= Task directions =
What lines below contain the string "true"? List them all.

= Records for this exercise =
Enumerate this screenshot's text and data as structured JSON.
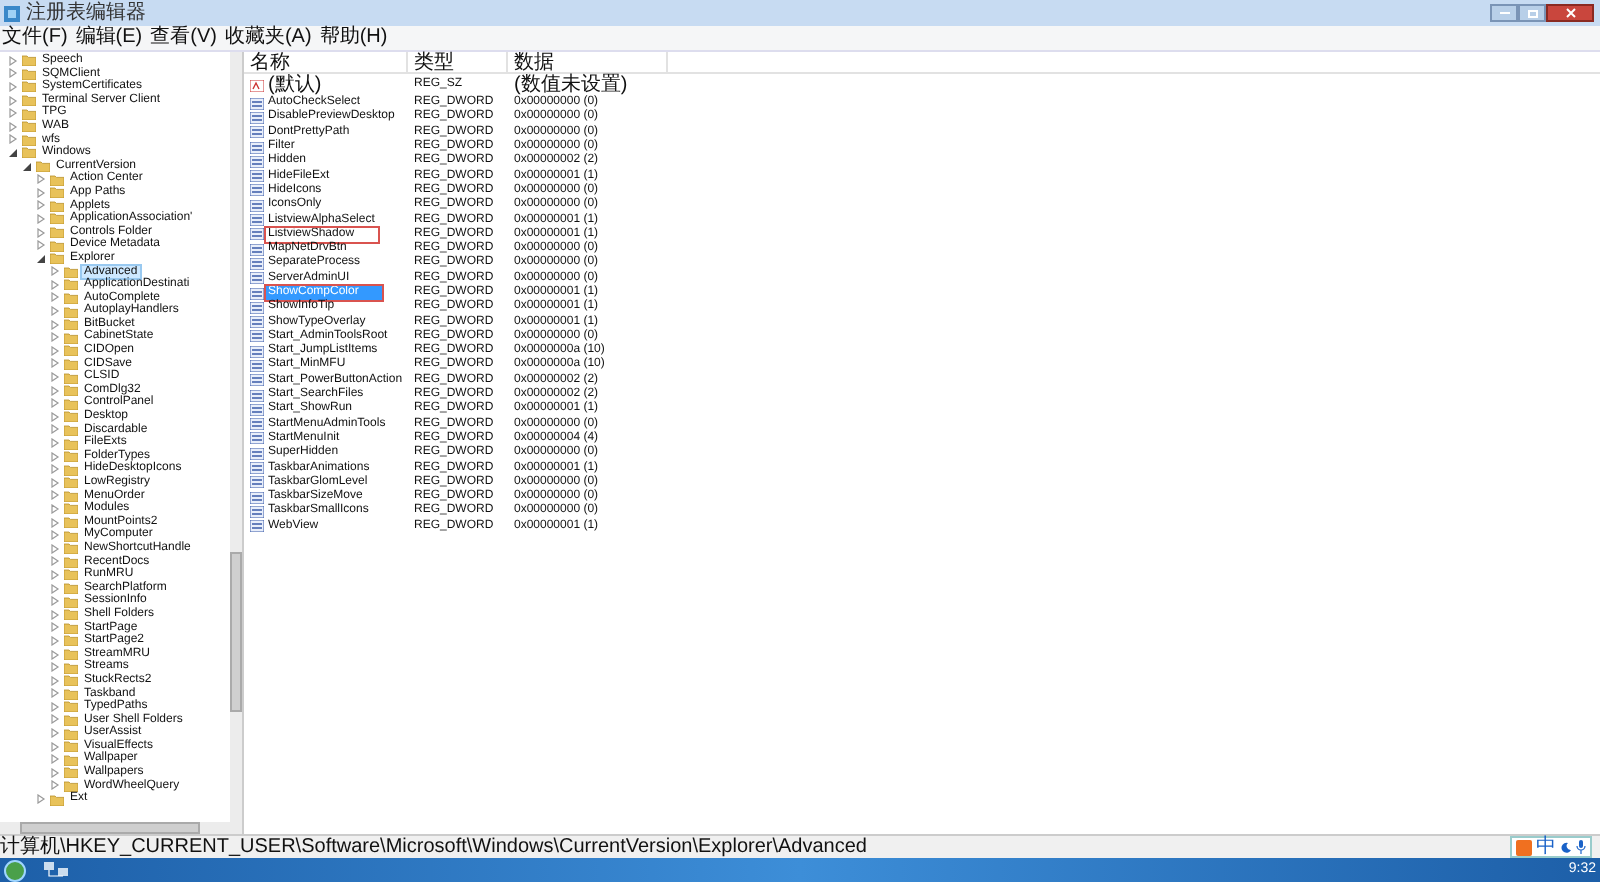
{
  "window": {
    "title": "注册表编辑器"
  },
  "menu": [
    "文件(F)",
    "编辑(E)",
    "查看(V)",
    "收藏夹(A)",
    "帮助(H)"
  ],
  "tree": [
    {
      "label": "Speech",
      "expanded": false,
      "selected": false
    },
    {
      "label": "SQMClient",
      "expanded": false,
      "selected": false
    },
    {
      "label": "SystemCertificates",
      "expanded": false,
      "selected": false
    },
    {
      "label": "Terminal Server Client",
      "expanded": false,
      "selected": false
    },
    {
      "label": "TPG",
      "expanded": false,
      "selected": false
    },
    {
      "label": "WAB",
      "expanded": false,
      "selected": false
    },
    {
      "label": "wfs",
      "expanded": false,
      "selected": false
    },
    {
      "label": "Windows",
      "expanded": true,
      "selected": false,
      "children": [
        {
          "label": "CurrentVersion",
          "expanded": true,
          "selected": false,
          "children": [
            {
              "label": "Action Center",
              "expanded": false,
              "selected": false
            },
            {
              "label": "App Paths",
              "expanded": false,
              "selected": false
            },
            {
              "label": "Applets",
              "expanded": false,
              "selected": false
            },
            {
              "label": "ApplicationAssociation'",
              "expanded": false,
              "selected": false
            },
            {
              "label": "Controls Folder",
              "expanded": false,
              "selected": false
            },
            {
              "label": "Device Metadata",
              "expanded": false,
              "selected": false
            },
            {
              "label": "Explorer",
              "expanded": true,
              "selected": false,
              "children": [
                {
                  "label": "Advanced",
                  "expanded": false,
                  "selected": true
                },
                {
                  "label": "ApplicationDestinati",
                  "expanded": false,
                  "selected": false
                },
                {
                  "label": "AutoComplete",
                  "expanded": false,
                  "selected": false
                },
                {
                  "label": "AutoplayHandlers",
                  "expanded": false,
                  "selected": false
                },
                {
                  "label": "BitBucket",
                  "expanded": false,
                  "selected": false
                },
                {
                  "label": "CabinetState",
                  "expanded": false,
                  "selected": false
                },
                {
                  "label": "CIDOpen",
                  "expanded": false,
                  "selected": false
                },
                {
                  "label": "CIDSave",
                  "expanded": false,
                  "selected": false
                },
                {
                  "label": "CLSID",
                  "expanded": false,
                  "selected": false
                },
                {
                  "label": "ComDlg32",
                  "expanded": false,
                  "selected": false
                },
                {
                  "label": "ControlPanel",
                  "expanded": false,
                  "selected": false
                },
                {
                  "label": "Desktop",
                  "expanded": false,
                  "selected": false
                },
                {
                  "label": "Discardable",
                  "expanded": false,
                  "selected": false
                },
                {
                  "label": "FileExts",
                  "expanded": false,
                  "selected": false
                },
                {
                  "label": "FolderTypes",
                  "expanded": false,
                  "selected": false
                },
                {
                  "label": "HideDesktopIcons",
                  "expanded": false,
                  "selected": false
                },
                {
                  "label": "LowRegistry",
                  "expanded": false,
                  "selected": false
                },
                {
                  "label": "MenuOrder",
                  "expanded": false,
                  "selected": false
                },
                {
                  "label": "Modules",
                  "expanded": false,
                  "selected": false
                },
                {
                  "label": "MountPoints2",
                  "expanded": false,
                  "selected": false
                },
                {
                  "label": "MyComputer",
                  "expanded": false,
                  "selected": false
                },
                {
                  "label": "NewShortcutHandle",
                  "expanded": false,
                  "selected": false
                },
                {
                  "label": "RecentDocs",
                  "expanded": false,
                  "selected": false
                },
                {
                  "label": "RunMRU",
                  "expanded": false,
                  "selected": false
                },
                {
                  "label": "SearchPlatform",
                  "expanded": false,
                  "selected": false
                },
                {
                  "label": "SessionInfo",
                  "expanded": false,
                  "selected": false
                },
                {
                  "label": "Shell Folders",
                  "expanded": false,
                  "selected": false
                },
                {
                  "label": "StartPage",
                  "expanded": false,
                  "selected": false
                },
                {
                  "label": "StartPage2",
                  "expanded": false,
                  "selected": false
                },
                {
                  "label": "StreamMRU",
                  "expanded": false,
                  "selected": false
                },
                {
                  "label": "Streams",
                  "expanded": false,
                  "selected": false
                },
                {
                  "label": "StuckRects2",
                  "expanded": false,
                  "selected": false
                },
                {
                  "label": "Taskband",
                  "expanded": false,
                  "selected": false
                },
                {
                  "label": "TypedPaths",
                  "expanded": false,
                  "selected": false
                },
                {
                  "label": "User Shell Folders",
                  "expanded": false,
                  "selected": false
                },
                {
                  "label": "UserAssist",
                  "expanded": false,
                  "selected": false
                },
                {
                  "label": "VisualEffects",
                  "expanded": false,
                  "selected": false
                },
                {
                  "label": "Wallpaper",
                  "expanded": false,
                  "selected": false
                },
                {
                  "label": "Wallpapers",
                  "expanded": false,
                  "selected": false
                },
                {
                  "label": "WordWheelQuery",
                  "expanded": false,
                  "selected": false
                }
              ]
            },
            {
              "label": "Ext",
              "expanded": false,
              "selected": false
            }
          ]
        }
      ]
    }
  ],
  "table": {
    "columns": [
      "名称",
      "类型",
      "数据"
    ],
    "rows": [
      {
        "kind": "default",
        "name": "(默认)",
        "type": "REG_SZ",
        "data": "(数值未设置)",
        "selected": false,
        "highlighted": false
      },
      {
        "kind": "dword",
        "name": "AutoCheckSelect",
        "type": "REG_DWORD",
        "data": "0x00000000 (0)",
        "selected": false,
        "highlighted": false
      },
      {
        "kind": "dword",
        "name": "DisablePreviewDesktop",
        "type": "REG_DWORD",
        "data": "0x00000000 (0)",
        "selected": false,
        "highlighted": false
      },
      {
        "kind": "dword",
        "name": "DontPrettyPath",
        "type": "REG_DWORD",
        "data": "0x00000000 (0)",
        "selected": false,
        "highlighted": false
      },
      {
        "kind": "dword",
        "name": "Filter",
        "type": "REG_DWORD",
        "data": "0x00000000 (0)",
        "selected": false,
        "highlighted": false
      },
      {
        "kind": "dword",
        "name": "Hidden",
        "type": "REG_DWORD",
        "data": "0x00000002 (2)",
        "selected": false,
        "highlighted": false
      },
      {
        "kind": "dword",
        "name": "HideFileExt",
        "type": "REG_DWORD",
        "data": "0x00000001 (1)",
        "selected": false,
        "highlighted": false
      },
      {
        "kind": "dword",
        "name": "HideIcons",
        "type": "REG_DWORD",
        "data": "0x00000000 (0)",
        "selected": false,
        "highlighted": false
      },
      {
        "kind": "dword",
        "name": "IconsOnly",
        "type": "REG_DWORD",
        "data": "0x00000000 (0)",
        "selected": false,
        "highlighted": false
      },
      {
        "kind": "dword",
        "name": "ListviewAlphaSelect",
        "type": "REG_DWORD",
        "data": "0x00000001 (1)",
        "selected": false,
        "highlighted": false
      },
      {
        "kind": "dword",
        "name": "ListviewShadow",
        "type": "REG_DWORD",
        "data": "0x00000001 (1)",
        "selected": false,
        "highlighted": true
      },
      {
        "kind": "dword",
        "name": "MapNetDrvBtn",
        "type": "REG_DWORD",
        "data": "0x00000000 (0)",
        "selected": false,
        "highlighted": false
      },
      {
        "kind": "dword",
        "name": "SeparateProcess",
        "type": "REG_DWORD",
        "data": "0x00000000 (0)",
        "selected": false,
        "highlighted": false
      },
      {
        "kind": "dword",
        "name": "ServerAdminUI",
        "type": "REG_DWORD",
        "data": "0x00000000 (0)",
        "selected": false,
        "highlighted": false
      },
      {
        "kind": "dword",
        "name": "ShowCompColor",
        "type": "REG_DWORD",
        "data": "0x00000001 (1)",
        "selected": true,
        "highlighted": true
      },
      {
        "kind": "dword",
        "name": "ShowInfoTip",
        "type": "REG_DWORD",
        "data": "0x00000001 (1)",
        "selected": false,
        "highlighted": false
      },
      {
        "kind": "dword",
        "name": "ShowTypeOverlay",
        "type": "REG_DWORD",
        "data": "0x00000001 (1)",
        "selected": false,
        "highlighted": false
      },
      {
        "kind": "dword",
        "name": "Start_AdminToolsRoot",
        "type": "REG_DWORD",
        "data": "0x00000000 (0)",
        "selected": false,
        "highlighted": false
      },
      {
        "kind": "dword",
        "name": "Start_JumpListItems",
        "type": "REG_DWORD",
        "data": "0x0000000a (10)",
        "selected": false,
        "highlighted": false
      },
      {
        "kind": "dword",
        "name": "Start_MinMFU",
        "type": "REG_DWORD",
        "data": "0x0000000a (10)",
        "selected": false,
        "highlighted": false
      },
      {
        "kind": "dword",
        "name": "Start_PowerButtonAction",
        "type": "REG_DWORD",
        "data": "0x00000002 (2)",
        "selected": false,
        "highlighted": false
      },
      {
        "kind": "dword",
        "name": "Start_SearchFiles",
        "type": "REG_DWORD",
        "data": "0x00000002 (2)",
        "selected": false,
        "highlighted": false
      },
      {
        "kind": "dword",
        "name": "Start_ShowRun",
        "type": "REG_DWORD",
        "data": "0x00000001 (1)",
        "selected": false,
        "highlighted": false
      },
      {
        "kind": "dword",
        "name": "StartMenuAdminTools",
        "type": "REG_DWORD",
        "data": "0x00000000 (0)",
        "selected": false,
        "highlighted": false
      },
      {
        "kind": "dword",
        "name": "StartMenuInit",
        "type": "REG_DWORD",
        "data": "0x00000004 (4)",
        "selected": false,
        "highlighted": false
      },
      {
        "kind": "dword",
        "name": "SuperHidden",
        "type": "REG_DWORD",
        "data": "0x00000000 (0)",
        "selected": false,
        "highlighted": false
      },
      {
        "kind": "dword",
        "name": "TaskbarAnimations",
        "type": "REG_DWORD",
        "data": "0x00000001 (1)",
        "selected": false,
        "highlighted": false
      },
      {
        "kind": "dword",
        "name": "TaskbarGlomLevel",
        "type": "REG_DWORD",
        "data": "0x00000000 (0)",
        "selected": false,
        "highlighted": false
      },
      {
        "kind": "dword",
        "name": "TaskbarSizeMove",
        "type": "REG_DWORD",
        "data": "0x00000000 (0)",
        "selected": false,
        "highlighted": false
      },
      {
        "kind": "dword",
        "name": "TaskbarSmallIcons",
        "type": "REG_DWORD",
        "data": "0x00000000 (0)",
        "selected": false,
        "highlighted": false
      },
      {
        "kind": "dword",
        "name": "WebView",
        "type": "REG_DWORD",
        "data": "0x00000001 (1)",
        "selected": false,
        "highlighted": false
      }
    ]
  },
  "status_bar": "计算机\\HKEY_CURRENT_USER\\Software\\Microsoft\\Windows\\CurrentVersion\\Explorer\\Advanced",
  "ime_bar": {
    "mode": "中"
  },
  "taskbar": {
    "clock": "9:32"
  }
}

= Exercise result =
      "expanded": true,
          "expanded": true,
              "expanded": true,
                  "selected": true
        "highlighted": true
        "selected": true,
        "highlighted": true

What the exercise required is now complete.